━━━ Input material

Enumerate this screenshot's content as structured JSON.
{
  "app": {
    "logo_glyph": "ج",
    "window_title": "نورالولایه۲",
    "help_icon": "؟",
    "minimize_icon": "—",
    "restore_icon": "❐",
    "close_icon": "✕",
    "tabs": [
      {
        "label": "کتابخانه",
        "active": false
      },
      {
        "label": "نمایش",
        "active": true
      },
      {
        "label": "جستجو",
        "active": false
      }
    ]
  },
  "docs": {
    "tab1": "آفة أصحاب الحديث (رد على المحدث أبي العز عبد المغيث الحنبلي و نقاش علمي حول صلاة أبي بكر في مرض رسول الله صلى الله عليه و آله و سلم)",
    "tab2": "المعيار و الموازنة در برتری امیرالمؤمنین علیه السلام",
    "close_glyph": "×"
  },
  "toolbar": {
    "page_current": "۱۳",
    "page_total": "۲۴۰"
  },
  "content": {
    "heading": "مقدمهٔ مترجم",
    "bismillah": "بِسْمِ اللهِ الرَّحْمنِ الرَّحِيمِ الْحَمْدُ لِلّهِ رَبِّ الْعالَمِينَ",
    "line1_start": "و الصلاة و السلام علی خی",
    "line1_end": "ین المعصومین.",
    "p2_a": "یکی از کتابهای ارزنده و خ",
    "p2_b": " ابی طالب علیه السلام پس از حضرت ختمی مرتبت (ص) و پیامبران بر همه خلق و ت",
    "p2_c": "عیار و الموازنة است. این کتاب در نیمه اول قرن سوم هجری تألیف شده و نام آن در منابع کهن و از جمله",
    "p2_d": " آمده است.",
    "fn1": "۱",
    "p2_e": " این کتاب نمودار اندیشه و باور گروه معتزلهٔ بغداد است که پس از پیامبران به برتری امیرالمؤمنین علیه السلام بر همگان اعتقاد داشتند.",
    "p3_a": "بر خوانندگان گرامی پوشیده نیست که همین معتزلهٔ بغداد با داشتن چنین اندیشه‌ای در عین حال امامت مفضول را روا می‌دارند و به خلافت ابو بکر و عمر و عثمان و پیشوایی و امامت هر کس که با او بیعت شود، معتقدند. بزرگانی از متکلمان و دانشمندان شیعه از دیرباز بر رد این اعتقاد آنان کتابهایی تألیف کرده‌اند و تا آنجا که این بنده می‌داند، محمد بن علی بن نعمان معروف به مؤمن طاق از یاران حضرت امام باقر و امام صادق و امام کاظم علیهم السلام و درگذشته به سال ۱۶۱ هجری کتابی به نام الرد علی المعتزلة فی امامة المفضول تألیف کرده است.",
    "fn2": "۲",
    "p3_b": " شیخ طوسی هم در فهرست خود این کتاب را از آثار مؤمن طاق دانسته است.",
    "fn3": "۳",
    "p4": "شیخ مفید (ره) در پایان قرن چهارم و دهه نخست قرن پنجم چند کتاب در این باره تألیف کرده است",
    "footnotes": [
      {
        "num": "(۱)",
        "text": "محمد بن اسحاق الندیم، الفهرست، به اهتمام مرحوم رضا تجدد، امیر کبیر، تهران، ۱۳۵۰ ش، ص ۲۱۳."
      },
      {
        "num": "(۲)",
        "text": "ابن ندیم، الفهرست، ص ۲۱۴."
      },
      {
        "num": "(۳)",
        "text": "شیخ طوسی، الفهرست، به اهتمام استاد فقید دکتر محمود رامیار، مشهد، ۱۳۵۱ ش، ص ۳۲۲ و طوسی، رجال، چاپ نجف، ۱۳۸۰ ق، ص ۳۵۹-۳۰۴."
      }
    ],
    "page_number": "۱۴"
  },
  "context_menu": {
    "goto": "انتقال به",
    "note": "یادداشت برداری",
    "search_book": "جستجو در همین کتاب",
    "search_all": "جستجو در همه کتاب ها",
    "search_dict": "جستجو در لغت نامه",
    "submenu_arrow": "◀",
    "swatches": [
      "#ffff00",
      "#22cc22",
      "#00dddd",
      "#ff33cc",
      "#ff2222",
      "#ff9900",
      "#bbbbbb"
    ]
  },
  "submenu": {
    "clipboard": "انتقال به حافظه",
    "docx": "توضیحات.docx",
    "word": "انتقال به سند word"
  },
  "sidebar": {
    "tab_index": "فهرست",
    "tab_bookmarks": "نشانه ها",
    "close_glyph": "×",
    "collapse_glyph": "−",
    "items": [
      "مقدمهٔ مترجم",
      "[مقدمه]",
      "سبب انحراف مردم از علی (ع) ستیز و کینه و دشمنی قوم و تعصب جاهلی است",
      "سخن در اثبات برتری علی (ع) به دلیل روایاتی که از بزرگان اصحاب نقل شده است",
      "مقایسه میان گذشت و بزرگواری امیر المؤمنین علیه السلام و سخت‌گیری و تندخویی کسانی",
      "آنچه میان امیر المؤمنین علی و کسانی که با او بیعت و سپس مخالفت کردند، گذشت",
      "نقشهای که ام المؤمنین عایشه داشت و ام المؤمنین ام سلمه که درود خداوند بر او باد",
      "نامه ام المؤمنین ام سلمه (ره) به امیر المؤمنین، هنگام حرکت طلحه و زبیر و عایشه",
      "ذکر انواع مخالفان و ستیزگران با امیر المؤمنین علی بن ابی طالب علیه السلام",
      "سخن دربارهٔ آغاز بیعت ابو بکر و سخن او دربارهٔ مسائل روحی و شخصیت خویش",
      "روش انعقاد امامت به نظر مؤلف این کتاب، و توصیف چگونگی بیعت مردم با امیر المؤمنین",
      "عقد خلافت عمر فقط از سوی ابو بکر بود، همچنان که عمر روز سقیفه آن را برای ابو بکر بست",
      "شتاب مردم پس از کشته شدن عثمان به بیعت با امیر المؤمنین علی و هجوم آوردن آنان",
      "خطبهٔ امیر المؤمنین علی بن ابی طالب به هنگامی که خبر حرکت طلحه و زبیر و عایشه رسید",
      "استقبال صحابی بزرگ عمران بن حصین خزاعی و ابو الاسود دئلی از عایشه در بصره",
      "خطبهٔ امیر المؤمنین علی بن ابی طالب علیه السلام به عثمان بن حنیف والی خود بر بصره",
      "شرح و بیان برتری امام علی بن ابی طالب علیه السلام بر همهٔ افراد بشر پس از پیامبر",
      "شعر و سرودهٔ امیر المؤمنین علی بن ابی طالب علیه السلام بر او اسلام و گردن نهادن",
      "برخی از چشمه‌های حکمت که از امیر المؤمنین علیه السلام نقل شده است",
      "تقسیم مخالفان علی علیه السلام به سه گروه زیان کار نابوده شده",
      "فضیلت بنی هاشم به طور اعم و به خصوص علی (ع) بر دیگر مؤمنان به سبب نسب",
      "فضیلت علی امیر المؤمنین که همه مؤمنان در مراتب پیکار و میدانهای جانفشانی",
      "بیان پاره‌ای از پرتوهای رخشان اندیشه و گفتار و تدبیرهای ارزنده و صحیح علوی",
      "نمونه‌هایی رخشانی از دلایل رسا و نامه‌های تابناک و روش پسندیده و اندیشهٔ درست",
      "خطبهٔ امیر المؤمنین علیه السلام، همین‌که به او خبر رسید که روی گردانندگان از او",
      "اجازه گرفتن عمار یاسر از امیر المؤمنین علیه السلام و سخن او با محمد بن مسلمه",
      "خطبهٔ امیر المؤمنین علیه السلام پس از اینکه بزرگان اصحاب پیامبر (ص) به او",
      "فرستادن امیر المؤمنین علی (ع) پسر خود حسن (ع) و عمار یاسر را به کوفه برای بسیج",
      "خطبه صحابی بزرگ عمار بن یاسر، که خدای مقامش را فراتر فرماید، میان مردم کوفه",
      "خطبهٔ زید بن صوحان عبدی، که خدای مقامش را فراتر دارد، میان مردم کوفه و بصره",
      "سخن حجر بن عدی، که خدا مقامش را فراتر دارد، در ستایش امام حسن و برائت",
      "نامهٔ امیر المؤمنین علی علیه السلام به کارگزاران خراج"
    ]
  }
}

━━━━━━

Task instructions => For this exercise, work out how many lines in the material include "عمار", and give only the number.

Answer below => 3